FRANKFURT, Germany (AP) — The head of the European Central Bank has vowed to "do whatever it takes" to save the euro. Markets want to hear more about what exactly Mario Draghi meant by that.
It's not clear how much Draghi will be able to add to his remarks last week during his news conference on Thursday, which is held after the bank's monthly meeting to set interest rates.
He will certainly get questions about what the ECB could do to intervene in bond markets and push down the high borrowing costs that are threatening heavily indebted governments such as Spain and Italy with financial collapse.
Draghi sent expectations soaring last week that the central bank of the 17 countries that use the euro might resume its purchases of government bonds after he said that high borrowing rates were "within our mandate" under certain circumstances.
High borrowing rates drove Greece, Ireland and Portugal to take bailout loans from the other eurozone countries so that they could keep paying their debts, and Greece had to ask creditors to forgo €107 billion ($131.59 billion) in repayments. Italy and Spain, both of which have to constantly sell new bonds to pay off old ones that are coming due, are now under similar pressure. But if these countries — the third- and fourth-largest governments in the eurozone respectively— find themselves locked out the bond markets by high borrowing costs, there are real concerns that the eurozone's resources would be put under considerable strain if they asked for a bailout.
Analysts think the ECB will probably leave its key interest rate — the rate it charges banks for loans, which influences other rates throughout the economy — unchanged at 0.75 percent. Most of the focus is expected instead to be on the government bond market.
"Amid the high expectations Draghi is hardly likely to want to appear empty-handed before the public," analyst Christoph Balz at Commerzbank wrote in a note to investors.
"Draghi is therefore more likely to stress the readiness of the ECB to take action rather than announce more concrete steps."
But he added: "Perhaps Draghi will pull a new rabbit out of the hat."
Draghi raised expectations when he said the bank could address high bond market rates if they were preventing the low interest rates set by the ECB from spreading through the economy. If the bank was to move to help reduce interest rates, the economic uncertainty surrounding a country would ease off, helping it to get its finances under control.
However, Draghi has not said what the bank might do.
There are several possibilities but each has problems. One of the obstacles is that legally the bank cannot intervene in bond markets simply to make it easier for governments to borrow. Its founding treaty forbids it from using its monetary powers to finance the 17 governments in the eurozone.
It has bought bonds before — more than €210 billion worth — in a bond market intervention that started in May, 2010 but that was stopped in March. The purchases were in an attempt to lower rates on the bonds of financially troubled countries, under the reasoning the ECB was seeking to spread its low interest rate policy throughout the eurozone, not simply to bail out governments.
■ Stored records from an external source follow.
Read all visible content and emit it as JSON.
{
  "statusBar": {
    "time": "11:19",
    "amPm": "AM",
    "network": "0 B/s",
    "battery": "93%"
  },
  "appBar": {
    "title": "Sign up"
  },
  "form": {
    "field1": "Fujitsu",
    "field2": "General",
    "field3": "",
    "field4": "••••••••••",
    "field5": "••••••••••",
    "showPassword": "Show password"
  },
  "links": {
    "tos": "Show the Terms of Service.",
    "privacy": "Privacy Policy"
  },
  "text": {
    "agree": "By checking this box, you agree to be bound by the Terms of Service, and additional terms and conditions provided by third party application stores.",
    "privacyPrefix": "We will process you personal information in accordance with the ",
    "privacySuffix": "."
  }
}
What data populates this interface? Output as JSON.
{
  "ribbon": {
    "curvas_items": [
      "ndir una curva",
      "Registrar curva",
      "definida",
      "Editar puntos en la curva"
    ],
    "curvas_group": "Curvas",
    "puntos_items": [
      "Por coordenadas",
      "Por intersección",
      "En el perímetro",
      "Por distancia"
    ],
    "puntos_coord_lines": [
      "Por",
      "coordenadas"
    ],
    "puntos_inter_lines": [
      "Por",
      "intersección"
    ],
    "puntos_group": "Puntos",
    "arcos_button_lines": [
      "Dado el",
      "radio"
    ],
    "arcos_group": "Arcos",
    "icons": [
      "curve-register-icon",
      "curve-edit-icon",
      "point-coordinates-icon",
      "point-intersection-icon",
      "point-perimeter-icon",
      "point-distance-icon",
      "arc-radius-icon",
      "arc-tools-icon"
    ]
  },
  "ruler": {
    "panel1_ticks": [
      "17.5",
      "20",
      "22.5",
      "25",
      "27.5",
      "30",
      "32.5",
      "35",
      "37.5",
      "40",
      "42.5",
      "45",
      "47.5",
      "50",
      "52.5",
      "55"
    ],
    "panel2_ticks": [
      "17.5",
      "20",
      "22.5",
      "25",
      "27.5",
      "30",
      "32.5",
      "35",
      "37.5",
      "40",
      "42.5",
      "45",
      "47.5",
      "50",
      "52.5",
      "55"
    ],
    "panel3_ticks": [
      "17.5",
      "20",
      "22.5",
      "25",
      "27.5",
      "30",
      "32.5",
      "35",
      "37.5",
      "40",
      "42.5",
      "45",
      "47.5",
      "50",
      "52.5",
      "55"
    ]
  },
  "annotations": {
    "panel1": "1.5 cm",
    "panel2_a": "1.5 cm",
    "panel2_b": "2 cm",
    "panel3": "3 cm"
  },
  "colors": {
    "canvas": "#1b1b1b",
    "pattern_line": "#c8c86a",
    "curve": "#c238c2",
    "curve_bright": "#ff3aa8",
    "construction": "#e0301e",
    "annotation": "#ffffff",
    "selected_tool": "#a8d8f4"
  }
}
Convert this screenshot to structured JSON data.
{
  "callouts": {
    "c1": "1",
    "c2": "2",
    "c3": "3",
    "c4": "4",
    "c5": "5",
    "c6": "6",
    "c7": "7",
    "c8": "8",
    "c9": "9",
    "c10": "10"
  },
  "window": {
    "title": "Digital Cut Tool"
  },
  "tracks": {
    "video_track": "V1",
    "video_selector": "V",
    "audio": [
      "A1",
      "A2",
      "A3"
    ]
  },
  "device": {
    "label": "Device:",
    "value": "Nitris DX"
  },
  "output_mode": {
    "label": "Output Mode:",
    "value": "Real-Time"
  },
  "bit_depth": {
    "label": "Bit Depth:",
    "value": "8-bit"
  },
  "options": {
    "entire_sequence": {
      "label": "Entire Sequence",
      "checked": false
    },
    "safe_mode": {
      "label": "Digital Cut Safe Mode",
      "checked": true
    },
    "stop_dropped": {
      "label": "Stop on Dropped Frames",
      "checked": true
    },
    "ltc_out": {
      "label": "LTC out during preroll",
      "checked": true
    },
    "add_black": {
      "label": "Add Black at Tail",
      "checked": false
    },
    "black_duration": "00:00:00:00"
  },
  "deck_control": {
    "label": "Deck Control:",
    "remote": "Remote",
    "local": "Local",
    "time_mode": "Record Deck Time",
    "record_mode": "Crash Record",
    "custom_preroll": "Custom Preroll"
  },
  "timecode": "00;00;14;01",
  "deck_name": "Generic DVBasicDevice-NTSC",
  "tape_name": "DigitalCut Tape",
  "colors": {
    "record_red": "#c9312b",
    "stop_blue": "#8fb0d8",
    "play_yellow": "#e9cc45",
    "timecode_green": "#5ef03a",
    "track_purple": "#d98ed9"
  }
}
Buying government bonds in the open market drives their price up and interest yields down, since price and yield move in opposite direction. But the ECB's bond purchase program didn't consistently drive down interest rates. That was because it was limited and because criticism from German officials led markets to believe the ECB might not be unanimously behind it.
Here's a look at some other possible plans:
— Buying bonds along with the eurozone's bailout fund, which could set tough terms for governments to get support, such as progress on cutting their debt and deficits.
— Letting the eurozone bailout fund borrow from the ECB, giving it more financial heft
— Buying bonds so that they reach a fixed yield in the market. This would draw a line in the sand that could deter market selloffs of bonds.
— Giving up the ECB's status as a preferred creditor when it buys bonds. That status could scare off countries' other creditors, who might think there would not be any money left for them in case of a bond default.
There are downsides to all those ideas. For instance, the ECB has said it can't legally lend to the bailout fund.
Many analysts think the politics and legalities are so complicated that Draghi may not be ready to announce anything on Thursday.